Copy each line of the listing that includes "name".
*****
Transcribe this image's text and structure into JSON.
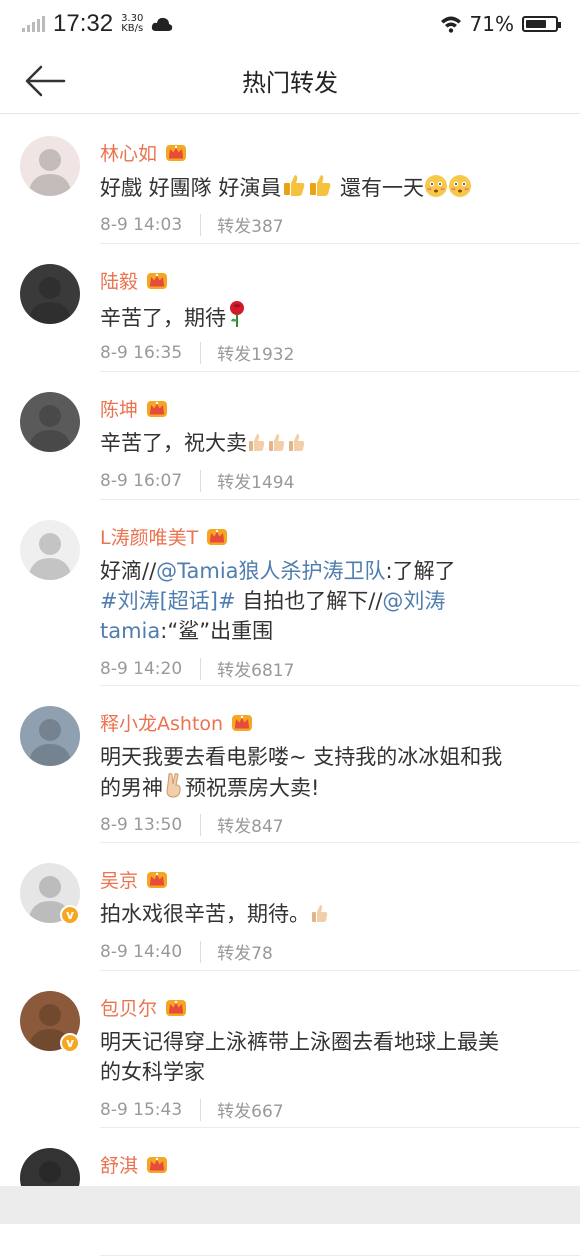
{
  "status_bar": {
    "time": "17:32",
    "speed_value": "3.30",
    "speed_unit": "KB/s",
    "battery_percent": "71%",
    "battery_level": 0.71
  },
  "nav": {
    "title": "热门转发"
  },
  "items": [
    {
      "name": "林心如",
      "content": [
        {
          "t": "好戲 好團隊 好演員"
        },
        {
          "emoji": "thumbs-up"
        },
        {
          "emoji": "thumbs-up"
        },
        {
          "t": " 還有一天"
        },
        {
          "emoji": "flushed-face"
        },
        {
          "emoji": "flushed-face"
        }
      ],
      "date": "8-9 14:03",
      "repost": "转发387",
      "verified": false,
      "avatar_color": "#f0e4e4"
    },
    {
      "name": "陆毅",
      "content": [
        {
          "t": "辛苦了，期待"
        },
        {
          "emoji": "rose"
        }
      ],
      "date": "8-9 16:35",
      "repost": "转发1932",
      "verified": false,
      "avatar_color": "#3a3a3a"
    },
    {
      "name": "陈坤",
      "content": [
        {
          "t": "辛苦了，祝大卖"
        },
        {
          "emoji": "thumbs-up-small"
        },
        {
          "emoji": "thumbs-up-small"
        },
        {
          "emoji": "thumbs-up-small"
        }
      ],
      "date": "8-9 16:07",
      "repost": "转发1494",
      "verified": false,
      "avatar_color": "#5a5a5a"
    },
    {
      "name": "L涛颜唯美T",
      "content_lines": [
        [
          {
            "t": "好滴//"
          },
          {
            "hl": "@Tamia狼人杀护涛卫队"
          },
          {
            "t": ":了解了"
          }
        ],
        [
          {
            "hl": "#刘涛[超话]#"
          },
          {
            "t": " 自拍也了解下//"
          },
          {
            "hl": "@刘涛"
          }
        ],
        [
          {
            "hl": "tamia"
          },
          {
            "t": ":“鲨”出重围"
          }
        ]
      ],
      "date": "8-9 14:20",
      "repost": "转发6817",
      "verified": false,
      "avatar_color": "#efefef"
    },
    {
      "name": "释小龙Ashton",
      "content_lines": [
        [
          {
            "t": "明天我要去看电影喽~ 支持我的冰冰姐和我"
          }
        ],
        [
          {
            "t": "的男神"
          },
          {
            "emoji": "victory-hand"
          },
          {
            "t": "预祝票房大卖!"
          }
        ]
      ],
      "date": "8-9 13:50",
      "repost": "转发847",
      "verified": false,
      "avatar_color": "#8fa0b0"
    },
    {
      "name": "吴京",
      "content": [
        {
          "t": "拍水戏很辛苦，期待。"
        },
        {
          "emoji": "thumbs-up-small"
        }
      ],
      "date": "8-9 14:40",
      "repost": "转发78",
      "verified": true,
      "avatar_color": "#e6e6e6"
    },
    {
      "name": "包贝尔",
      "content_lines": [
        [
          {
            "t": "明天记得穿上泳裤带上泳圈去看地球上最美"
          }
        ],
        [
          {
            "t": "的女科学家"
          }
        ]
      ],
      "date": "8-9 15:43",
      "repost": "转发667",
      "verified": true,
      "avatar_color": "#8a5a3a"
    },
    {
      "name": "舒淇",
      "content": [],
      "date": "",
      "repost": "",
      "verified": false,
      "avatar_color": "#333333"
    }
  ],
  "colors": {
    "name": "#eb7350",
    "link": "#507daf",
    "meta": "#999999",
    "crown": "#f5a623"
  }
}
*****
RESULT OF THIS TASK:
      "name": "林心如",
      "name": "陆毅",
      "name": "陈坤",
      "name": "L涛颜唯美T",
      "name": "释小龙Ashton",
      "name": "吴京",
      "name": "包贝尔",
      "name": "舒淇",
    "name": "#eb7350",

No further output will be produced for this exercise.